Word for word, repeat every entry that appears below.

**RECORDS FOR THIS TASK**

Start of Block

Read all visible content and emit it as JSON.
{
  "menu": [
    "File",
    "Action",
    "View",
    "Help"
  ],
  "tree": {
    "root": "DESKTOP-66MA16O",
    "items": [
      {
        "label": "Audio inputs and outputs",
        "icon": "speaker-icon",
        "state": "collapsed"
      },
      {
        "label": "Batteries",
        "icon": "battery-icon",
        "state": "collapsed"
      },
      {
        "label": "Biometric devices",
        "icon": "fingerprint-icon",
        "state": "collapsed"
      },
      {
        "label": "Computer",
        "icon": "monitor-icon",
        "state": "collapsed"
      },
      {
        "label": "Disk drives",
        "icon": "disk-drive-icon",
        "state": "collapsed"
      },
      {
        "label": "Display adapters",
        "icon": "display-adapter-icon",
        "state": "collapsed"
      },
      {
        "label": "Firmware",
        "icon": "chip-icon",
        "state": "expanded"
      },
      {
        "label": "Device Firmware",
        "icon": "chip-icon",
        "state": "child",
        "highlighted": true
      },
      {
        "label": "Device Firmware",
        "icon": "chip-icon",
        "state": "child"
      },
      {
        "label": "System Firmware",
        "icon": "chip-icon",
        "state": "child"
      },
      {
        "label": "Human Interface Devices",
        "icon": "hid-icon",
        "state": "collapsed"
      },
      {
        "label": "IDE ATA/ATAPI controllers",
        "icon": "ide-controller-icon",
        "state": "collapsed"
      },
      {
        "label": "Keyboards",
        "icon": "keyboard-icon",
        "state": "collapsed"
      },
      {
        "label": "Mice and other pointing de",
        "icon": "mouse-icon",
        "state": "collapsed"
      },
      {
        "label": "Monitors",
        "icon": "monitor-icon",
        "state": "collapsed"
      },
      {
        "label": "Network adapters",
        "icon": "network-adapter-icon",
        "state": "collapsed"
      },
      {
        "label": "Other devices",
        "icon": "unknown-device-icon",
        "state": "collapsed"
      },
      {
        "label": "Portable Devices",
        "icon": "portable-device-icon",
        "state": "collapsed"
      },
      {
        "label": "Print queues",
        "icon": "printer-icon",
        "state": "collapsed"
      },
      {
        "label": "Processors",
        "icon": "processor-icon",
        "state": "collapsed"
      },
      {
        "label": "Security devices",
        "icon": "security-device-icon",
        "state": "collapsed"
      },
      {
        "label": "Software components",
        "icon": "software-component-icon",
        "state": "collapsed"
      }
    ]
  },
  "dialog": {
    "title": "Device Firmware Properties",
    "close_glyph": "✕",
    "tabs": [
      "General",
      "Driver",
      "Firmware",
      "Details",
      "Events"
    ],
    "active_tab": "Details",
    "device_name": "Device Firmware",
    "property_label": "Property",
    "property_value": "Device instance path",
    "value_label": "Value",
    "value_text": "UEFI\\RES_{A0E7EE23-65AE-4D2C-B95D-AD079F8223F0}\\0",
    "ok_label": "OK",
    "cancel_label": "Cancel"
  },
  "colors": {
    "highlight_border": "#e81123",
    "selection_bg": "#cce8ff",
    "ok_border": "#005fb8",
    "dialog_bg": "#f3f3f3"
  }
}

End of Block

**TASK ANSWER**
Read all visible content and emit it as JSON.
{
  "menu": [
    "File",
    "Action",
    "View",
    "Help"
  ],
  "tree": {
    "root": "DESKTOP-66MA16O",
    "items": [
      {
        "label": "Audio inputs and outputs",
        "icon": "speaker-icon",
        "state": "collapsed"
      },
      {
        "label": "Batteries",
        "icon": "battery-icon",
        "state": "collapsed"
      },
      {
        "label": "Biometric devices",
        "icon": "fingerprint-icon",
        "state": "collapsed"
      },
      {
        "label": "Computer",
        "icon": "monitor-icon",
        "state": "collapsed"
      },
      {
        "label": "Disk drives",
        "icon": "disk-drive-icon",
        "state": "collapsed"
      },
      {
        "label": "Display adapters",
        "icon": "display-adapter-icon",
        "state": "collapsed"
      },
      {
        "label": "Firmware",
        "icon": "chip-icon",
        "state": "expanded"
      },
      {
        "label": "Device Firmware",
        "icon": "chip-icon",
        "state": "child",
        "highlighted": true
      },
      {
        "label": "Device Firmware",
        "icon": "chip-icon",
        "state": "child"
      },
      {
        "label": "System Firmware",
        "icon": "chip-icon",
        "state": "child"
      },
      {
        "label": "Human Interface Devices",
        "icon": "hid-icon",
        "state": "collapsed"
      },
      {
        "label": "IDE ATA/ATAPI controllers",
        "icon": "ide-controller-icon",
        "state": "collapsed"
      },
      {
        "label": "Keyboards",
        "icon": "keyboard-icon",
        "state": "collapsed"
      },
      {
        "label": "Mice and other pointing de",
        "icon": "mouse-icon",
        "state": "collapsed"
      },
      {
        "label": "Monitors",
        "icon": "monitor-icon",
        "state": "collapsed"
      },
      {
        "label": "Network adapters",
        "icon": "network-adapter-icon",
        "state": "collapsed"
      },
      {
        "label": "Other devices",
        "icon": "unknown-device-icon",
        "state": "collapsed"
      },
      {
        "label": "Portable Devices",
        "icon": "portable-device-icon",
        "state": "collapsed"
      },
      {
        "label": "Print queues",
        "icon": "printer-icon",
        "state": "collapsed"
      },
      {
        "label": "Processors",
        "icon": "processor-icon",
        "state": "collapsed"
      },
      {
        "label": "Security devices",
        "icon": "security-device-icon",
        "state": "collapsed"
      },
      {
        "label": "Software components",
        "icon": "software-component-icon",
        "state": "collapsed"
      }
    ]
  },
  "dialog": {
    "title": "Device Firmware Properties",
    "close_glyph": "✕",
    "tabs": [
      "General",
      "Driver",
      "Firmware",
      "Details",
      "Events"
    ],
    "active_tab": "Details",
    "device_name": "Device Firmware",
    "property_label": "Property",
    "property_value": "Device instance path",
    "value_label": "Value",
    "value_text": "UEFI\\RES_{A0E7EE23-65AE-4D2C-B95D-AD079F8223F0}\\0",
    "ok_label": "OK",
    "cancel_label": "Cancel"
  },
  "colors": {
    "highlight_border": "#e81123",
    "selection_bg": "#cce8ff",
    "ok_border": "#005fb8",
    "dialog_bg": "#f3f3f3"
  }
}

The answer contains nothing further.